## Problem description
Leave every entry as it is and write the data out in full.

Website and app data records
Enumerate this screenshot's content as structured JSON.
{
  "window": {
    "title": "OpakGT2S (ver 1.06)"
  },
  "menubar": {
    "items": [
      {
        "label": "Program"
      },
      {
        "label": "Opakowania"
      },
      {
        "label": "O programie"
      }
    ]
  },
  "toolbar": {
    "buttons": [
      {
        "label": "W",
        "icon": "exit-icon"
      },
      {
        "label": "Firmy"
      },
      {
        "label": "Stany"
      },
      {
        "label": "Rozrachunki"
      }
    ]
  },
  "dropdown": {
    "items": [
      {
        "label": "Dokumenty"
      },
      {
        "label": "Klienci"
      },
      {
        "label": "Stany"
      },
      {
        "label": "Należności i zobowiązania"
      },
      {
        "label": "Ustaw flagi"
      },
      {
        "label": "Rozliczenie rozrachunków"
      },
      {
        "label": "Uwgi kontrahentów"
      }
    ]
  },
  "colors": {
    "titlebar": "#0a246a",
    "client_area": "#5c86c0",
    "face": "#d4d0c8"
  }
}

## Reply
Enumerate this screenshot's content as structured JSON.
{
  "window": {
    "title": "OpakGT2S (ver 1.06)"
  },
  "menubar": {
    "items": [
      {
        "label": "Program"
      },
      {
        "label": "Opakowania"
      },
      {
        "label": "O programie"
      }
    ]
  },
  "toolbar": {
    "buttons": [
      {
        "label": "W",
        "icon": "exit-icon"
      },
      {
        "label": "Firmy"
      },
      {
        "label": "Stany"
      },
      {
        "label": "Rozrachunki"
      }
    ]
  },
  "dropdown": {
    "items": [
      {
        "label": "Dokumenty"
      },
      {
        "label": "Klienci"
      },
      {
        "label": "Stany"
      },
      {
        "label": "Należności i zobowiązania"
      },
      {
        "label": "Ustaw flagi"
      },
      {
        "label": "Rozliczenie rozrachunków"
      },
      {
        "label": "Uwgi kontrahentów"
      }
    ]
  },
  "colors": {
    "titlebar": "#0a246a",
    "client_area": "#5c86c0",
    "face": "#d4d0c8"
  }
}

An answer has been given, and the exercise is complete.